Shortly thereafter, Calvin finds himself in the hospital after having what his doctor says was a schizophrenic episode in English class. His doctor believes that with the right combination of drugs and therapy, they can get it all under control—but Calvin is convinced that there’s another answer. He’s positive that if he completes a pilgrimage—if he walks across frozen Lake Erie, from his hometown in Canada to Bill Watterson’s hometown in Cleveland, Ohio—that Watterson will be inspired to draw just one last strip, and that last strip will fix everything.
So off he sets—with Hobbes, who he knows isn’t real, but seems real, and with Susie, who seems real, but may not be—on a life-threatening journey across a frozen wasteland. While there are a few iffy elements—one major plot point will be hard for some readers to swallow, and the pacing is so off toward the end that it feels like Leavitt literally pressed a fast-forward button—it’s a solid, tight read. It’s sensitive and empathetic, funny and suspenseful and surprising.
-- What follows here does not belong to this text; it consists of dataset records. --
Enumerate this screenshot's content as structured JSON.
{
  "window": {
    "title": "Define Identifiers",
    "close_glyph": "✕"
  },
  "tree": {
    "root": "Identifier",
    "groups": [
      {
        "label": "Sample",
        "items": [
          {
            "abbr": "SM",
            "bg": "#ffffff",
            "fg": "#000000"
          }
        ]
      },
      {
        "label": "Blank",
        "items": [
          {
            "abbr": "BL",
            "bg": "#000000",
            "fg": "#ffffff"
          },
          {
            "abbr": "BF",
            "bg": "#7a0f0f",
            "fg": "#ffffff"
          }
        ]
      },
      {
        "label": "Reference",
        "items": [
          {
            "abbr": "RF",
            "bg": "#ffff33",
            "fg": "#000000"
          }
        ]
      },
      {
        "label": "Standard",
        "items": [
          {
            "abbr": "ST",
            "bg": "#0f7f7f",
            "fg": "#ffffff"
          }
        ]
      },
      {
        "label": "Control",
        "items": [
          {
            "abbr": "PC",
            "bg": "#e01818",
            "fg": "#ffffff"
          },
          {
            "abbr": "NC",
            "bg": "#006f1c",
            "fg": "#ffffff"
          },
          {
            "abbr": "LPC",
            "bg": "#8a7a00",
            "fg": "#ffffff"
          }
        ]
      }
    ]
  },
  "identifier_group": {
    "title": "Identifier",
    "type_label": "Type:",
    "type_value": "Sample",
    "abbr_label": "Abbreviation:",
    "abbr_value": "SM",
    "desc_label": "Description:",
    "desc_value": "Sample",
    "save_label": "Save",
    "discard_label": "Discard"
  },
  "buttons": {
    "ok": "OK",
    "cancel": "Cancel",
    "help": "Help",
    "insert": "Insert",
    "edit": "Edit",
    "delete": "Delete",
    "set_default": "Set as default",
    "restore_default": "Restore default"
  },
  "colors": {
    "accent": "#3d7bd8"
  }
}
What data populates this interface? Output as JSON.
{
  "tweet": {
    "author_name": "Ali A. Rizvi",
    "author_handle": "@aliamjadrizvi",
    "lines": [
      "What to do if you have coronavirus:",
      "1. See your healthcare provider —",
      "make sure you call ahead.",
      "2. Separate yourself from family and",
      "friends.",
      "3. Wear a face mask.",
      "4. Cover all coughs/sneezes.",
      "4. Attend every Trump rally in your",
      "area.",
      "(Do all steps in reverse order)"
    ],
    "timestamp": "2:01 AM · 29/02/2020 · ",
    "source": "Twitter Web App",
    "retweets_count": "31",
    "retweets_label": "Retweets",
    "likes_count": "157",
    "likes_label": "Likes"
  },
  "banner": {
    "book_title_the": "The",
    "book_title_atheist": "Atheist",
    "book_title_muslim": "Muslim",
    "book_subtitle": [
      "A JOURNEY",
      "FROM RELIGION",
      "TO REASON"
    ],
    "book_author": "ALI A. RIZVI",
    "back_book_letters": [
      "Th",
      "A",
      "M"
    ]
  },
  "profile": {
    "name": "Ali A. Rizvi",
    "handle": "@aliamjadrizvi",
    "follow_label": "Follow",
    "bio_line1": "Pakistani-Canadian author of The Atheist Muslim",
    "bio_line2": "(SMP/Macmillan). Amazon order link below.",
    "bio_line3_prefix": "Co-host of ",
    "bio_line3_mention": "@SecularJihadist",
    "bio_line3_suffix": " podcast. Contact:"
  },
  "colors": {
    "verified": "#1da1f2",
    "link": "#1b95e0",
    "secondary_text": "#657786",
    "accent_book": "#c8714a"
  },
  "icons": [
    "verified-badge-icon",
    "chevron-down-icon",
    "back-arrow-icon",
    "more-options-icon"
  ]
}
Leavitt weaves in lots of fascinating history and folklore about Lake Erie that enhance the narrative rather than distracting from it; and at all times, she shows an appreciation for the utter beauty of an endless icescape without ever diminishing its inherent dangers.
Four more stories featuring winter survival:
The White Darkness, by Geraldine McCaughrean
A British teen heads off to Antarctica with her uncle on the trip of a lifetime…and discovers herself in the middle of nowhere with a man she’s known her whole life, but doesn’t really know at all.
Trapped, by Michael Northrop
A group of high schoolers and a teacher get trapped in their high school during an incredibly powerful blizzard. At first they think it’ll just be an overnight, but no help arrives, and the building keeps getting colder and colder and colder...
Shipwreck at the Bottom of the World: The True Story of the Endurance Expedition, by Jennifer Armstrong
Nonfiction about the 1914 Shackleton expedition to Antarctica, a story that definitely falls into the If It Wasn’t True, Readers Would Say It Was Unbelieveable category.
First Light, by Rebecca Stead
A boy from New York on a scientific expedition in Greenland; a girl who lives in a generations-old secret underground colony. Paths cross, discoveries are made.
In addition to running a library in rural Maine, Leila Roy blogs at Bookshelves of Doom, is a contributor at Book Riot, hangs out on Twitter a lot—possibly too much—and watches a shocking amount of television. Her cat is a murderer.